While we’re used to getting smartphone software updates wirelessly, the same couldn’t be said for blood glucose meters—until now. Livongo is rolling out its second-gen glucose meter with “over-the-air” capabilities, enabling users to receive updates on the go and manage their diabetes even better.
The Livongo glucose meter is part of the company’s cloud-based Livongo for Diabetes program, the company said in a statement. The company aims to reduce the burden of managing diabetes by delivering a contract plan with sponsors—a health plan, health system, or self-insured employer—that uses its connected glucose meter and data analytics to return actionable and personalized insights to patients, said Amar Kendale, senior vice president, product. With the program, patients also have access to certified diabetes educators at any time, which can help them get their glucose levels under control as quickly as possible.
While Livongo’s meter has always been connected to the cloud, the new “over-the-air” capability allows the system to provide patients with feedback throughout the day. It also facilitates the product development process: developers are now able to iterate on the device quickly and make improvements without needing to upgrade the actual hardware, Kendale said.

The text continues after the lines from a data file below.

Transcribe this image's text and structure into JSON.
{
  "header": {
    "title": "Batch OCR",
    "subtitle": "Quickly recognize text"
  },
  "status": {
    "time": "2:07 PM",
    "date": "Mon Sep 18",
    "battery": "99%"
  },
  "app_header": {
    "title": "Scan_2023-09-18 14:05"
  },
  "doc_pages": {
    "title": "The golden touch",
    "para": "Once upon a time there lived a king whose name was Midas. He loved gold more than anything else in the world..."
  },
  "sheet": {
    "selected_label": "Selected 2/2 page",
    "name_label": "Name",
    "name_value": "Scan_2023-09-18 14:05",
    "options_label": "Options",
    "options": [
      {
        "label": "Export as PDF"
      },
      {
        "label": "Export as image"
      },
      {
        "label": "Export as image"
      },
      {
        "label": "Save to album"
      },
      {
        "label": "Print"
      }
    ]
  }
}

“Over-the-air creates the possibility to give people a meter that is designed for their needs - making it easier for people to stay healthy.” said CEO Glen Tullman, in the statement. “And that’s what we want—to empower people with chronic conditions to manage their diseases and to live the lives they want.”
And the system solves problems on the provider side too: it helps to “broker the conversation” between the patient and the physician, Kendale said. The patient can send blood glucose data directly from the device to his or her physician’s office, including via fax. Data generated by the Livongo meter can also be integrated into electronic health records, streamlining physicians’ workflow.

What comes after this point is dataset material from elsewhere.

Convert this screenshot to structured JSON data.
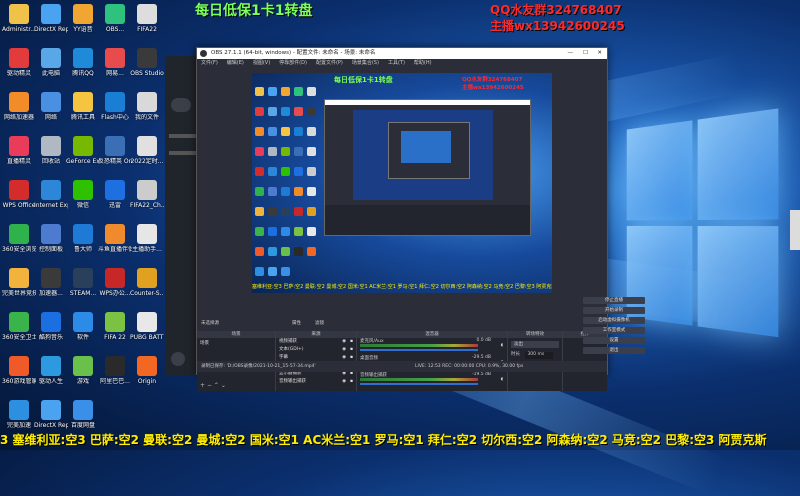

While a number of continuous glucose monitors and even an "artificial pancreas" have been developed and approved over the last few years, Kendale notes that the majority of diabetics do not use these "latest and greatest" tools to manage their disease. The bulk of people with diabetes self-manage using a glucose meter, so Livongo built a platform around this device. As part of its program, it offers unlimited blood glucose test strips to encourage patients to check their glucose levels and better manage their diabetes without cost as a limiting factor.